Problem details
Line by line, return the data exactly as shown.
** Opening Source information block **
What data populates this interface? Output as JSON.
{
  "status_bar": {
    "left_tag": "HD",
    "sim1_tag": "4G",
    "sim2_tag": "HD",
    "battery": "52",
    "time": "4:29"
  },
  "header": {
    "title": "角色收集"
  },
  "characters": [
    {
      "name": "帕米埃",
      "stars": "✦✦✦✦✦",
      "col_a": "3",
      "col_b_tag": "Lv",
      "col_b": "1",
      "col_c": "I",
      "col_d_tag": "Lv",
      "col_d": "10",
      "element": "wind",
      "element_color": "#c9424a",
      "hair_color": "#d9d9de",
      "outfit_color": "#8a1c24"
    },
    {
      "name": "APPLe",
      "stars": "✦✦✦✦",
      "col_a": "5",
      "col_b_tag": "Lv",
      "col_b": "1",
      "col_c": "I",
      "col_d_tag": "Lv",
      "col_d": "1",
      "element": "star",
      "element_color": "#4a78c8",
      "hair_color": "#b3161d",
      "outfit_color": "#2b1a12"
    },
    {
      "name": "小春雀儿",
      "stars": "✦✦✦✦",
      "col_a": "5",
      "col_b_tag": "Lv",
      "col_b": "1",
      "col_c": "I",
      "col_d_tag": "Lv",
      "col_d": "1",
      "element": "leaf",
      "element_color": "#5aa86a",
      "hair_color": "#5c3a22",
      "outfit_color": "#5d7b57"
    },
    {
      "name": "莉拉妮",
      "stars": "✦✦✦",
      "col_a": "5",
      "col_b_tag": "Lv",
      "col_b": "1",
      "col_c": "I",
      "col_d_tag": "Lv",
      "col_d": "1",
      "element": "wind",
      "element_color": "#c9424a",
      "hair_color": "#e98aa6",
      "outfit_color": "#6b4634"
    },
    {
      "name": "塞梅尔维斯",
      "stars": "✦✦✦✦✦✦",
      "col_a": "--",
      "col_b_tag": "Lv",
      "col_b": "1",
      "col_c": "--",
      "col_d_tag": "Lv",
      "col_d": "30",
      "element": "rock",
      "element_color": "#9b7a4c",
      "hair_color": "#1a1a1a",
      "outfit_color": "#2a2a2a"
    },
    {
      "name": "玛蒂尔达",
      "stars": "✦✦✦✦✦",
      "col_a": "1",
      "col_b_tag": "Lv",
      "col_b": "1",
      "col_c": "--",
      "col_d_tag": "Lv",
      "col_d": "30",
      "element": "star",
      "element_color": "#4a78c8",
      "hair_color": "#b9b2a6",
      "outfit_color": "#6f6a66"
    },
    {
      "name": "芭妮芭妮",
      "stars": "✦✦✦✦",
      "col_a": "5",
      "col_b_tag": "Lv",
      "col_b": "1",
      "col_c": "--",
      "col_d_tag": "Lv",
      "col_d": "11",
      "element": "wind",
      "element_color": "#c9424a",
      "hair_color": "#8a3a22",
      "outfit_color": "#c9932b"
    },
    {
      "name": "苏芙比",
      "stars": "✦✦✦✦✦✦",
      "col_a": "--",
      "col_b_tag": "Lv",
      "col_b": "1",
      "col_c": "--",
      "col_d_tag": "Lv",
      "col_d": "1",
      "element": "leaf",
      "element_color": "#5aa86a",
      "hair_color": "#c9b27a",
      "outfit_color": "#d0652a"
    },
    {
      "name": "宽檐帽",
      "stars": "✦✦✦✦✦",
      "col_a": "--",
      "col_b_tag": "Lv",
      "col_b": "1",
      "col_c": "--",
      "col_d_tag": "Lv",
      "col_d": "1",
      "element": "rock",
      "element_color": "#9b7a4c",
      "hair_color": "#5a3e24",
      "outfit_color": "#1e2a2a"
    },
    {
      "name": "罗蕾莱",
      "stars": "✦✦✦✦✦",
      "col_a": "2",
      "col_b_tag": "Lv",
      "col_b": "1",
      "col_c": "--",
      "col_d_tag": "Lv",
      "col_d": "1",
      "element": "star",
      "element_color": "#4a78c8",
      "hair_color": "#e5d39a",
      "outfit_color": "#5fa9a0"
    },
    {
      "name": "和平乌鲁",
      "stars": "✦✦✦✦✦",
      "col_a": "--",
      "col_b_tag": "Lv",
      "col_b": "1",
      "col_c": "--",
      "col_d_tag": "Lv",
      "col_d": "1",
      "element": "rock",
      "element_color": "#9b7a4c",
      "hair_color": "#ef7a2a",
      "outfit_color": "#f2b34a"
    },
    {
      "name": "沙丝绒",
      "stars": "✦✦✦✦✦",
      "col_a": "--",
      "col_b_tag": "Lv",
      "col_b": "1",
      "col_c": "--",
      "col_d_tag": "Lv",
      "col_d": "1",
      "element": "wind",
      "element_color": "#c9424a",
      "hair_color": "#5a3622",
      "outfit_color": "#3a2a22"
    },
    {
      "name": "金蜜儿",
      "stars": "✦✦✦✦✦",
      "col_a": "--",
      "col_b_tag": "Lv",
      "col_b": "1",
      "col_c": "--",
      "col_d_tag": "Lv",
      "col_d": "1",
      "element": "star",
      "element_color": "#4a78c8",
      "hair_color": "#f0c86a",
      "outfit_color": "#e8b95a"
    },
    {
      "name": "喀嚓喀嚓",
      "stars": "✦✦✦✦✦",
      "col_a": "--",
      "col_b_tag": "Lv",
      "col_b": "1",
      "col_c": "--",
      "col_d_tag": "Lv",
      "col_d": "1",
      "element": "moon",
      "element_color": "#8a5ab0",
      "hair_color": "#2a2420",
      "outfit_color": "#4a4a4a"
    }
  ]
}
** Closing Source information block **
Answer to the exercise
What data populates this interface? Output as JSON.
{
  "status_bar": {
    "left_tag": "HD",
    "sim1_tag": "4G",
    "sim2_tag": "HD",
    "battery": "52",
    "time": "4:29"
  },
  "header": {
    "title": "角色收集"
  },
  "characters": [
    {
      "name": "帕米埃",
      "stars": "✦✦✦✦✦",
      "col_a": "3",
      "col_b_tag": "Lv",
      "col_b": "1",
      "col_c": "I",
      "col_d_tag": "Lv",
      "col_d": "10",
      "element": "wind",
      "element_color": "#c9424a",
      "hair_color": "#d9d9de",
      "outfit_color": "#8a1c24"
    },
    {
      "name": "APPLe",
      "stars": "✦✦✦✦",
      "col_a": "5",
      "col_b_tag": "Lv",
      "col_b": "1",
      "col_c": "I",
      "col_d_tag": "Lv",
      "col_d": "1",
      "element": "star",
      "element_color": "#4a78c8",
      "hair_color": "#b3161d",
      "outfit_color": "#2b1a12"
    },
    {
      "name": "小春雀儿",
      "stars": "✦✦✦✦",
      "col_a": "5",
      "col_b_tag": "Lv",
      "col_b": "1",
      "col_c": "I",
      "col_d_tag": "Lv",
      "col_d": "1",
      "element": "leaf",
      "element_color": "#5aa86a",
      "hair_color": "#5c3a22",
      "outfit_color": "#5d7b57"
    },
    {
      "name": "莉拉妮",
      "stars": "✦✦✦",
      "col_a": "5",
      "col_b_tag": "Lv",
      "col_b": "1",
      "col_c": "I",
      "col_d_tag": "Lv",
      "col_d": "1",
      "element": "wind",
      "element_color": "#c9424a",
      "hair_color": "#e98aa6",
      "outfit_color": "#6b4634"
    },
    {
      "name": "塞梅尔维斯",
      "stars": "✦✦✦✦✦✦",
      "col_a": "--",
      "col_b_tag": "Lv",
      "col_b": "1",
      "col_c": "--",
      "col_d_tag": "Lv",
      "col_d": "30",
      "element": "rock",
      "element_color": "#9b7a4c",
      "hair_color": "#1a1a1a",
      "outfit_color": "#2a2a2a"
    },
    {
      "name": "玛蒂尔达",
      "stars": "✦✦✦✦✦",
      "col_a": "1",
      "col_b_tag": "Lv",
      "col_b": "1",
      "col_c": "--",
      "col_d_tag": "Lv",
      "col_d": "30",
      "element": "star",
      "element_color": "#4a78c8",
      "hair_color": "#b9b2a6",
      "outfit_color": "#6f6a66"
    },
    {
      "name": "芭妮芭妮",
      "stars": "✦✦✦✦",
      "col_a": "5",
      "col_b_tag": "Lv",
      "col_b": "1",
      "col_c": "--",
      "col_d_tag": "Lv",
      "col_d": "11",
      "element": "wind",
      "element_color": "#c9424a",
      "hair_color": "#8a3a22",
      "outfit_color": "#c9932b"
    },
    {
      "name": "苏芙比",
      "stars": "✦✦✦✦✦✦",
      "col_a": "--",
      "col_b_tag": "Lv",
      "col_b": "1",
      "col_c": "--",
      "col_d_tag": "Lv",
      "col_d": "1",
      "element": "leaf",
      "element_color": "#5aa86a",
      "hair_color": "#c9b27a",
      "outfit_color": "#d0652a"
    },
    {
      "name": "宽檐帽",
      "stars": "✦✦✦✦✦",
      "col_a": "--",
      "col_b_tag": "Lv",
      "col_b": "1",
      "col_c": "--",
      "col_d_tag": "Lv",
      "col_d": "1",
      "element": "rock",
      "element_color": "#9b7a4c",
      "hair_color": "#5a3e24",
      "outfit_color": "#1e2a2a"
    },
    {
      "name": "罗蕾莱",
      "stars": "✦✦✦✦✦",
      "col_a": "2",
      "col_b_tag": "Lv",
      "col_b": "1",
      "col_c": "--",
      "col_d_tag": "Lv",
      "col_d": "1",
      "element": "star",
      "element_color": "#4a78c8",
      "hair_color": "#e5d39a",
      "outfit_color": "#5fa9a0"
    },
    {
      "name": "和平乌鲁",
      "stars": "✦✦✦✦✦",
      "col_a": "--",
      "col_b_tag": "Lv",
      "col_b": "1",
      "col_c": "--",
      "col_d_tag": "Lv",
      "col_d": "1",
      "element": "rock",
      "element_color": "#9b7a4c",
      "hair_color": "#ef7a2a",
      "outfit_color": "#f2b34a"
    },
    {
      "name": "沙丝绒",
      "stars": "✦✦✦✦✦",
      "col_a": "--",
      "col_b_tag": "Lv",
      "col_b": "1",
      "col_c": "--",
      "col_d_tag": "Lv",
      "col_d": "1",
      "element": "wind",
      "element_color": "#c9424a",
      "hair_color": "#5a3622",
      "outfit_color": "#3a2a22"
    },
    {
      "name": "金蜜儿",
      "stars": "✦✦✦✦✦",
      "col_a": "--",
      "col_b_tag": "Lv",
      "col_b": "1",
      "col_c": "--",
      "col_d_tag": "Lv",
      "col_d": "1",
      "element": "star",
      "element_color": "#4a78c8",
      "hair_color": "#f0c86a",
      "outfit_color": "#e8b95a"
    },
    {
      "name": "喀嚓喀嚓",
      "stars": "✦✦✦✦✦",
      "col_a": "--",
      "col_b_tag": "Lv",
      "col_b": "1",
      "col_c": "--",
      "col_d_tag": "Lv",
      "col_d": "1",
      "element": "moon",
      "element_color": "#8a5ab0",
      "hair_color": "#2a2420",
      "outfit_color": "#4a4a4a"
    }
  ]
}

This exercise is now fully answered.